Exhibition Opening: people_scans
(Linz, March 5, 2013) The “people_scans” exhibition at the Ars Electronica Center opens this Thursday, March 7 at 8 PM. Admission to the vernissage is free. The show features full-body scans by Upper Austrian photographer Kurt Hörbst. His imaging technique is an intentional deceleration of high-speed digital photography. The portrait subjects lay flat on the floor while they’re digitally scanned, one pass after another, by a high-definition digital camera that moves along a specially designed rail system. The subjects have to freeze and maintain their pose for one to two minutes. A selection of Kurt Hörbst’s full-body scans will be presented on Thursday evening in Deep Space. The life-sized images will then be on display until the end of April in the Ars Electronica Center’s Lobby.
Reminiscence of the 19th Century

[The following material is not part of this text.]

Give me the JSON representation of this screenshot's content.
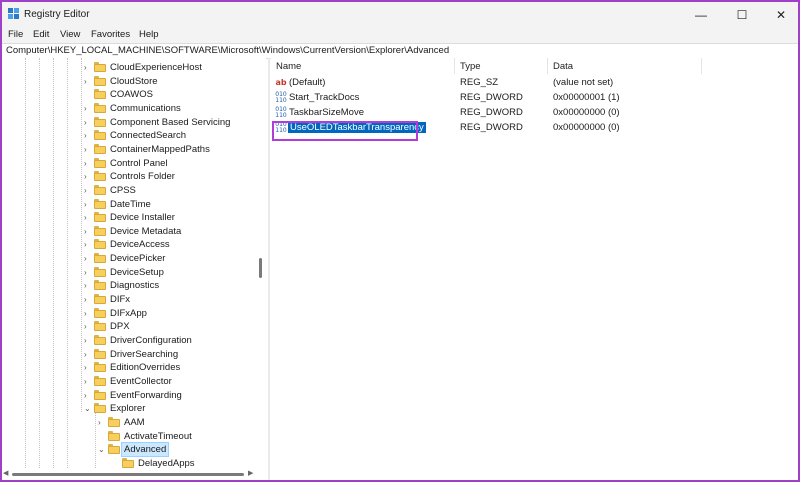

Keeping still, a nearly eternal persistance in a pose with a fixed gaze into some lens. These technical requirements of photography in the 19th Century are past since smartphones are always ready for snapshots and make exposure time factor no longer relevant. Portraits are created in seconds – anytime, anywhere. With the project “people_scans” the Upper Austrian photographer Kurt Hörbst opens a new perspective: With a high resolution digital camera and a specially designed rail system people are scanned systematically under the same lightning conditions as in the 19th Century. Finally 20 individual images get manually assembled by an image editiy program. The model is compelled to lie motionless for one or two minutes during the uptake process – but this time when lying on the floor.
press release “Exhibition Opening: people_scans” / PDF